If you’re thinking about getting a female cat, you might be wondering if she’ll get along with other cats in your home. While it’s impossible to predict exactly how any animal will behave, it’s generally unlikely that a female cat will kill other cats’ kittens.
Checkout this video:
It is a common belief that female cats are more likely to kill kittens than male cats, but there is no scientific evidence to support this claim. In fact, there are several reasons why a female cat might kill another cat’s kittens, including territoriality, stress, and hunger. However, it is also important to note that not all female cats will kill kittens – many will actually adopt them and raise them as their own.
In the animal kingdom, females often kill the offspring of other females in order to increase their own chances of survival. This behavior is known as infanticide. While infanticide is seen in many species, scientists have long puzzled over why females would kill kittens that are not their own. A new study has found that female cats are more likely to kill kittens that are not their own if they are exposed to male urine.
The Hormone That Triggers Maternal Instinct
When a cat becomes pregnant, her body begins to produce a hormone called relaxin. Relaxin is responsible for softening the ligaments in the pelvis so that the kitten can pass through during labor. This hormone also triggers the maternal instinct.
As relaxin levels increase, the cat will start to display nesting behavior. She will search for a quiet, secluded place to have her kittens. Once she has found the perfect spot, she will start to build a nest out of soft material like blankets or towels.
As the delivery date approaches, the expectant mother will become more aggressive towards other cats in her territory. She may hiss, growl, or swat at any cat that comes near her nest. This is because she wants to protect her kittens from harm and make sure that they have enough food.
In some cases, a female cat with high levels of relaxin may kill other cats’ kittens. This is usually done in order to make sure that there is enough food for her own litter. While this may seem cold-blooded, it is simply instinctual behavior for a mother cat trying to ensure the survival of her own offspring.

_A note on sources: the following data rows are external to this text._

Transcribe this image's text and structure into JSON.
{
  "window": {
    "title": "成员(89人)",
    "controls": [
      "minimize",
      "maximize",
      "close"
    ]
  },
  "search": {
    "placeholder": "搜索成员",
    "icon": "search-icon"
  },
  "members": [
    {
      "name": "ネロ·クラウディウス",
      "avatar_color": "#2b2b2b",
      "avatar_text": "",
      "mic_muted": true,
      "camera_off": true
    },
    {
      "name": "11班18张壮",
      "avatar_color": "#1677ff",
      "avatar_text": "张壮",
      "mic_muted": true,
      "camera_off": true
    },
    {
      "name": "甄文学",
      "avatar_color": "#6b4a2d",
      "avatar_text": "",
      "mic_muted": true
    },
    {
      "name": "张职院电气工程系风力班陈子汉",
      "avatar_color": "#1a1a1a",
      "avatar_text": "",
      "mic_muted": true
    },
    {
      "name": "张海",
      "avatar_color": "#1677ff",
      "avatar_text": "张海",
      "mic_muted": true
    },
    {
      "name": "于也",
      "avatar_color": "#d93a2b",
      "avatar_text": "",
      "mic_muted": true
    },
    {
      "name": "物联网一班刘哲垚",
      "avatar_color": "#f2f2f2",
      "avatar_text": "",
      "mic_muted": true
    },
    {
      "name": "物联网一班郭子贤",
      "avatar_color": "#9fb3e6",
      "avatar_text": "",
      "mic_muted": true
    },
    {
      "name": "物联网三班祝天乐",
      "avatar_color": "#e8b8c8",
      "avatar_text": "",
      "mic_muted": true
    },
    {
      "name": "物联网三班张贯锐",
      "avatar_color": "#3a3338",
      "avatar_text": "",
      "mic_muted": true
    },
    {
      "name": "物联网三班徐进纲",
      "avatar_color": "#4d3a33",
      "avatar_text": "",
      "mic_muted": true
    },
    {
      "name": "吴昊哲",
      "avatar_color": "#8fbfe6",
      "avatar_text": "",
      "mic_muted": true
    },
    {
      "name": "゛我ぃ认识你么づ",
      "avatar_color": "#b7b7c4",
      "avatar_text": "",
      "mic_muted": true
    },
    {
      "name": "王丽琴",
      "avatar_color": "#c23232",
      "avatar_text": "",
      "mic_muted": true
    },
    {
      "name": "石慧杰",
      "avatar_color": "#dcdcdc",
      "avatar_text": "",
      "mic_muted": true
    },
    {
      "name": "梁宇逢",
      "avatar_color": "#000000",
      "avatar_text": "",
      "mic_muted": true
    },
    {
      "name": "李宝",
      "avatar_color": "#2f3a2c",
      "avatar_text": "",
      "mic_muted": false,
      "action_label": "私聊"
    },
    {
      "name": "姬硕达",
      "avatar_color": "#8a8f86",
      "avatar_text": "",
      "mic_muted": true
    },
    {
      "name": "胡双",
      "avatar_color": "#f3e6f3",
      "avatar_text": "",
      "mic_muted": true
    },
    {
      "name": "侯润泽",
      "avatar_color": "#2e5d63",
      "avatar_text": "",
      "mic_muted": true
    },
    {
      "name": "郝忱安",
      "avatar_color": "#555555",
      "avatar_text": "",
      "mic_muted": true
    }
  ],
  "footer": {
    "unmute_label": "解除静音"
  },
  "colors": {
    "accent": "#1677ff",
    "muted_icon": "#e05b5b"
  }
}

The Hormone That Triggers aggression
The hormone that triggers aggression in female cats is called testosterone. Testosterone is produced by the ovaries and adrenal glands and is responsible for many of the physical and behavioral traits associated with male cats, including aggression. However, testosterone levels can vary widely in female cats, and some females may have higher levels of testosterone than others. This can make predicting aggression difficult.
The Case Studies
In nearly all cases, the mother cat will accept and care for any kittens born to her, regardless of their paternity.There are a small number of documented cases, however, in which a female cat has killed kittens that were not fathered by the male with whom she shares her home. These case studies provide important information about feline behavior and mothering instincts.
The Case of the Stray Cat
In 2006, a woman in Jupiter, Florida contacted me about a stray cat that had been hanging around her house for several months. The cat, she said, was pregnant, and she was worried that it would have its kittens in her yard and that they would be killed by her own cat.
I told her that it was unlikely that her cat would kill the kittens, but that there was no guarantee. I advised her to bring the stray cat into her home, if possible, and to keep an eye on it.
The woman did as I suggested, and the stray cat had its kittens in her home. The mother cat and her kittens were then adopted by the woman and lived happily together for several years.
The Case of the Neighbor’s Cat
Last year, my neighbor’s cat had a litter of kittens. I was really excited to meet them, and I played with them every chance I got. After a few weeks, my neighbor’s cat disappeared, and her kittens were left alone. A few days later, I found one of the kittens dead in my yard. I was really upset, and I wondered if my neighbor’s cat had killed it.
I did some research and found out that female cats sometimes kill other cats’ kittens. This behavior is called “surplus killing.” Scientists aren’t sure why female cats do this, but they think it might be because the female cat views the kittens as competition for food or other resources.
If you have a female cat, be aware that she might kill other cats’ kittens. If you don’t want your cat to kill kittens, consider getting her spayed.
Here are some things you can do to stop your cat from killing kittens:
-Get your cat spayed or neutered. This will help to stop them from feeling the urge to mate and will also help to reduce aggression.
-Keep your cat away from other cats’ kittens. If possible, keep them indoors or in a separate area where they can’t get to the kittens.
-Provide your cat with toys and other forms of stimulation. This will help to keep them occupied and distracted from the kittens.
-Talk to your veterinarian about possible medical causes of aggression. There are some medical conditions that can cause aggression in cats, so it’s important to rule out any underlying medical issues.
From all of the evidence collected, it seems that the answer to whether or not a female cat will kill another cat’s kittens is inconclusive. Some say that it’s instinctual for a female cat to kill another cat’s kittens in order to reduce competition for food and resources, while others claim that cats are more likely to kill kittens that they don’t recognize. However, there seems to be no scientific evidence to support either of these claims. Thus, it is still unknown why some female cats kill other cats’ kittens while others do not.